  31. 31.
    Winn RA, Van Scoyk M, Hammond M, Rodriguez K, Crossno Jr JT, Heasley LE, et al. Antitumorigenic effect of Wnt 7a and Fzd 9 in non-small cell lung cancer cells is mediated through ERK-5-dependent activation of peroxisome proliferator-activated receptor gamma. J Biol Chem. 2005;281:26943–50.CrossRefGoogle Scholar
  32. 32.
    Ohira T, Gemmill RM, Ferguson K, Kusy S, Roche J, Brambilla E, et al. WNT7a induces E-cadherin in lung cancer cells. Proc Natl Acad Sci U S A. 2003;100:10429–34.CrossRefPubMedPubMedCentralGoogle Scholar
  33. 33.
    Kondratov AG, Kvasha SM, Stoliar LA, Romanenko AM, Zgonnyk YM, Gordiyuk VV, et al. Alterations of the WNT7A gene in clear cell renal cell carcinomas. PLoS One. 2012;7, e47012.CrossRefPubMedPubMedCentralGoogle Scholar
  34. 34.
    Ochoa-Hernández AB, Ramos-Solano M, Meza-Canales ID, García-Castro B, Rosales-Reynoso MA, Rosales-Aviña JA, et al. Peripheral T-lymphocytes express WNT7A and its restoration in leukemia-derived lymphoblasts inhibits cell proliferation. BMC Cancer. 2012;12:60.CrossRefPubMedPubMedCentralGoogle Scholar

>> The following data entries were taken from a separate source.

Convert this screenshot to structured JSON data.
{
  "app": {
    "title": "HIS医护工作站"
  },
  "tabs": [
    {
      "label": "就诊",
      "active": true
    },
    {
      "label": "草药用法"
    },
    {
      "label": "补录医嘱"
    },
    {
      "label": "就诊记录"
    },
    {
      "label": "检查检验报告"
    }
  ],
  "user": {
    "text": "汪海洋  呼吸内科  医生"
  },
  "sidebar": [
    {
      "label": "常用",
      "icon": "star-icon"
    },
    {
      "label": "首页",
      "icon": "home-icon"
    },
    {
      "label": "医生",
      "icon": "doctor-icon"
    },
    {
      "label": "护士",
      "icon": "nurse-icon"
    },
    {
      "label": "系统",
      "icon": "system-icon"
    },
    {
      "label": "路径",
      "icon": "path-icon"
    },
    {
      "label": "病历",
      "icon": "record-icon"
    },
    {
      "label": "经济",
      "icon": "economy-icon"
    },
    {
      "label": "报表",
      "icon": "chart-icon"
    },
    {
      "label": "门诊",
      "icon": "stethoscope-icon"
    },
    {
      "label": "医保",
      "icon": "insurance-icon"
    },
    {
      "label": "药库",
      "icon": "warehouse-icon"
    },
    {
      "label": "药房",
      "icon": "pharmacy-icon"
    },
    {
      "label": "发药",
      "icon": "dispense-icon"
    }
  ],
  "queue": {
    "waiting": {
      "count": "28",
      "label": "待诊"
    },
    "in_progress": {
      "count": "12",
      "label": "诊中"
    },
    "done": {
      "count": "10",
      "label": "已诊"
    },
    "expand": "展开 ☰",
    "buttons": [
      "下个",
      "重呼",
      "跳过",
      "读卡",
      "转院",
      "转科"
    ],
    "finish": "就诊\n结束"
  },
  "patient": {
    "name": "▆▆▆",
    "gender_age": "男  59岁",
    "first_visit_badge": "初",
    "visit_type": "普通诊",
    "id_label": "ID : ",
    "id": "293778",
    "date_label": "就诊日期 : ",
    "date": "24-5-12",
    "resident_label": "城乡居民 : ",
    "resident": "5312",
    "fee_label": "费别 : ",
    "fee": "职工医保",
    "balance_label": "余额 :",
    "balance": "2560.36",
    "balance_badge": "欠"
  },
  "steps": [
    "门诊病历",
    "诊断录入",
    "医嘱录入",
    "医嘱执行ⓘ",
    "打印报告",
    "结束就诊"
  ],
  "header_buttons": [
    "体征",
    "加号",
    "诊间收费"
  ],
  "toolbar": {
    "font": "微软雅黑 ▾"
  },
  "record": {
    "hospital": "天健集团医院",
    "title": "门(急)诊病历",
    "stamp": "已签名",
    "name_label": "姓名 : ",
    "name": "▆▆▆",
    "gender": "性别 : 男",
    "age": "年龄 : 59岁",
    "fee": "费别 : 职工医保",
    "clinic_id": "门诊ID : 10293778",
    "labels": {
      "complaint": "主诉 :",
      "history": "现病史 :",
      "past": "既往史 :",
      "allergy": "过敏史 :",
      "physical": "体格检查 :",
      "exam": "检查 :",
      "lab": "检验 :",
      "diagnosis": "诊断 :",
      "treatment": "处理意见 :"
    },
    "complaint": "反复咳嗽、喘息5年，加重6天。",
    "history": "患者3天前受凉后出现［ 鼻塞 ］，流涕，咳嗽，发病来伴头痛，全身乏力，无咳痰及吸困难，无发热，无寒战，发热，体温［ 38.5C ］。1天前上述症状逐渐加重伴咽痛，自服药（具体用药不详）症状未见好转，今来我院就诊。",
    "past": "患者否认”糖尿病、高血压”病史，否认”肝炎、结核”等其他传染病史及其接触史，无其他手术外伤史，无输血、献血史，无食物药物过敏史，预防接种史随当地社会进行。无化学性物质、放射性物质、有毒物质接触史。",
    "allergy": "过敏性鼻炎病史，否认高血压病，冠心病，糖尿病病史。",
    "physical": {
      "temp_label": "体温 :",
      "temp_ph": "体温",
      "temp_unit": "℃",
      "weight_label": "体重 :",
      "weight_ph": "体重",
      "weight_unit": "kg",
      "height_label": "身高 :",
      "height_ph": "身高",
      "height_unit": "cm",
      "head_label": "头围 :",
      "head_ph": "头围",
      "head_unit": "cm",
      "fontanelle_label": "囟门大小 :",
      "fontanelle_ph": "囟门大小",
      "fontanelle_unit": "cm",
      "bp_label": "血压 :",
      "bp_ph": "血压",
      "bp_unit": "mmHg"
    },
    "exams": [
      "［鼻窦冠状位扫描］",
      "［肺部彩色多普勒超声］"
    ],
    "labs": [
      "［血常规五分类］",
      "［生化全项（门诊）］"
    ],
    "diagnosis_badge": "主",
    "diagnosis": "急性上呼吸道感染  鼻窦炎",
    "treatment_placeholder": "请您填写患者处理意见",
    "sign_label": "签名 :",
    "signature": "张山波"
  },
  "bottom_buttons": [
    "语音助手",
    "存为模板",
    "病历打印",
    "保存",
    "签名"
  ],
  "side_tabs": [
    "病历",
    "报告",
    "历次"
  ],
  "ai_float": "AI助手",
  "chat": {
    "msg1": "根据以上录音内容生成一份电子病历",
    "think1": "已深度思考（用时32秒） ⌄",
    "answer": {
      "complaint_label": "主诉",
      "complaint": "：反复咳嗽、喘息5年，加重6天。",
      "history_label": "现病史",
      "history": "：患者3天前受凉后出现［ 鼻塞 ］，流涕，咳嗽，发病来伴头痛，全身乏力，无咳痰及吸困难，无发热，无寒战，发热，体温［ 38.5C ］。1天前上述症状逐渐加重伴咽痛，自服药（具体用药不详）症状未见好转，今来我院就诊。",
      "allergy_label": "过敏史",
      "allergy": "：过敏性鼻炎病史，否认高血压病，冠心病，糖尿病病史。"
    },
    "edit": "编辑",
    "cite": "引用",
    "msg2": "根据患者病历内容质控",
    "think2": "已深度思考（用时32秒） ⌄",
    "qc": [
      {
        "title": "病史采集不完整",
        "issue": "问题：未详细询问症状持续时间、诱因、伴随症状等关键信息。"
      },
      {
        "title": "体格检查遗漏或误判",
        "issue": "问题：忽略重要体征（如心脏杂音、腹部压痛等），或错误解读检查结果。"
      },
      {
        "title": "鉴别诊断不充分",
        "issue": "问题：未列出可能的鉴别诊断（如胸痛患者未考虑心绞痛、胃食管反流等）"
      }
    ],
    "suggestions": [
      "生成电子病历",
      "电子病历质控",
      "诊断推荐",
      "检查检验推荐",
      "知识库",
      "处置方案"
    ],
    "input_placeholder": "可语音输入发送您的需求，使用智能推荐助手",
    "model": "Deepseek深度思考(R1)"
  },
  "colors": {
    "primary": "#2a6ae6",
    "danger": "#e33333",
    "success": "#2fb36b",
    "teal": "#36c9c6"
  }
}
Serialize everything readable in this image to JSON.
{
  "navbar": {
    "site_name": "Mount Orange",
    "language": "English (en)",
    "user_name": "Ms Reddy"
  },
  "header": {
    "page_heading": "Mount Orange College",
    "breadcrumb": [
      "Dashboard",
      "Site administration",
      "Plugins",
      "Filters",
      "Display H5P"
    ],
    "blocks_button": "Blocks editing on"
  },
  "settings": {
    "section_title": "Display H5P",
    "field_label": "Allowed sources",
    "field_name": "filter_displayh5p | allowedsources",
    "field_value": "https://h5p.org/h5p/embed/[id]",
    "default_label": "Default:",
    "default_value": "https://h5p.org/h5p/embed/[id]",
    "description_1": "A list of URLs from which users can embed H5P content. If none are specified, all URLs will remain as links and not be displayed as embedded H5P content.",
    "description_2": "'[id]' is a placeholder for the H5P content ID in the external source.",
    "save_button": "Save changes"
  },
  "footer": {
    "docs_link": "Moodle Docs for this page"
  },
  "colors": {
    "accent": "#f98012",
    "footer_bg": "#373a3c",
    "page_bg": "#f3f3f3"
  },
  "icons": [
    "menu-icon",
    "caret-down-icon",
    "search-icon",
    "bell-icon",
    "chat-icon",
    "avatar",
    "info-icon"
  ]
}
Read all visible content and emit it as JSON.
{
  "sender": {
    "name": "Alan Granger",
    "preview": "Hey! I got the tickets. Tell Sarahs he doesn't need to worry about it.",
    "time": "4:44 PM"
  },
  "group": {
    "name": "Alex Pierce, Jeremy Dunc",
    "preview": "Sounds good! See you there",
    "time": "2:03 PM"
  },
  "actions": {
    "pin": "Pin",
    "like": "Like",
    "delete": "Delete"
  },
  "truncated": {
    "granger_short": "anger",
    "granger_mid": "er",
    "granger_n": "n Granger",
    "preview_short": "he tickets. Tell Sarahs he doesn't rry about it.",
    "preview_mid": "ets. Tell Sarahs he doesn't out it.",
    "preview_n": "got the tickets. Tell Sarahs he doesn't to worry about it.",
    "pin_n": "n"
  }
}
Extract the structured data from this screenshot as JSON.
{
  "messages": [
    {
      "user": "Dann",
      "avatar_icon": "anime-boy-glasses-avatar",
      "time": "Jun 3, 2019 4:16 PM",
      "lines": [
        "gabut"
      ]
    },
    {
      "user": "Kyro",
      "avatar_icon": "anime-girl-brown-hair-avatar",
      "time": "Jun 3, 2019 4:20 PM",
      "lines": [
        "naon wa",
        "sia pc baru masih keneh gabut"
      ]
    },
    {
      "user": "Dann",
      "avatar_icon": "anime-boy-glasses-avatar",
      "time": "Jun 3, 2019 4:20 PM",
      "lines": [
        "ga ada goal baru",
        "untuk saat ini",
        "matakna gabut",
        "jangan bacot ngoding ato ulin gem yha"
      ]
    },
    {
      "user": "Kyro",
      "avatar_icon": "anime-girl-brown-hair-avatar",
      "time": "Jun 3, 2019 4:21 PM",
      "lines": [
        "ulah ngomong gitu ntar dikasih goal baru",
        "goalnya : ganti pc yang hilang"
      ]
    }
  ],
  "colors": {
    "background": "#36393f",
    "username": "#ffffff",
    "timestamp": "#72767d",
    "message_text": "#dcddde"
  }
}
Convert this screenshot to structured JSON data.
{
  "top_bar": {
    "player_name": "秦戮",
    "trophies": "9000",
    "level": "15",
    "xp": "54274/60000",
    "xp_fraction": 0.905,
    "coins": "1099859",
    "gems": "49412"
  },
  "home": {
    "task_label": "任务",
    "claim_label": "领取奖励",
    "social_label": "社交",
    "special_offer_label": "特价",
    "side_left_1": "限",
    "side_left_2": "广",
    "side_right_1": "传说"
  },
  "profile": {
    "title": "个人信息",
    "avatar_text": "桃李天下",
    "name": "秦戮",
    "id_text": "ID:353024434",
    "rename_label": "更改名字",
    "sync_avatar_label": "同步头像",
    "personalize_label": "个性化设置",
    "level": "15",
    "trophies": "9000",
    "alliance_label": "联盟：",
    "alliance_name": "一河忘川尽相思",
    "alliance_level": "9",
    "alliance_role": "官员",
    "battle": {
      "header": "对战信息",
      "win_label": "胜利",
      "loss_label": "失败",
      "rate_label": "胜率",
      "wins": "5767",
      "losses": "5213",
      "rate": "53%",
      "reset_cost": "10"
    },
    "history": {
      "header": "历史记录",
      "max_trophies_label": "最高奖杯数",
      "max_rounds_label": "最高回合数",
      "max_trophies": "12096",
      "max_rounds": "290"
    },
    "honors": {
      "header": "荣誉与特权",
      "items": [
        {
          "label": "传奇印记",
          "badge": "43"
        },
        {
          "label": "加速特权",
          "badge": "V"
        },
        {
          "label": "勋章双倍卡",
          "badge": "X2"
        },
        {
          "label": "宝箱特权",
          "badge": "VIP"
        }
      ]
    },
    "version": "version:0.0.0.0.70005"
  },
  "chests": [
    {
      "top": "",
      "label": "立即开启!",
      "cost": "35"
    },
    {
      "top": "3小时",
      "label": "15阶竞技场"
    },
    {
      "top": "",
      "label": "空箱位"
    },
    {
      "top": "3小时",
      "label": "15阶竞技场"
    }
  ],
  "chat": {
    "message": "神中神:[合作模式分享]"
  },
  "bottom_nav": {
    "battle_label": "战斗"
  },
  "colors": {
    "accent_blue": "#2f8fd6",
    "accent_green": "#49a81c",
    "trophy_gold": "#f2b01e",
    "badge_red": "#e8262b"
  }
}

Copyright information

© International Society of Oncology and BioMarkers (ISOBM) 2015

Authors and Affiliations

  • Yichong Wang
    • 1
  • Jiufeng Wei
    • 1
  • Shujun Zhang
    • 2
  • Guodong Li
    • 1
  • Tao Zhang
    • 3
  • Xin Yu
    • 4
  • Hongsheng Chen
    • 1
  • Ming Liu
    • 1
  1. 1.Department of General Surgery, The Fourth Affiliated HospitalHarbin Medical UniversityHarbinChina
  2. 2.Department of Pathology, The Fourth Affiliated HospitalHarbin Medical UniversityHarbinChina
  3. 3.Department of Orthopedics, The Fourth Affiliated HospitalHarbin Medical UniversityHarbinChina
  4. 4.Department of Gastroenterology, The Fourth Affiliated HospitalHarbin Medical UniversityHarbinChina

Personalised recommendations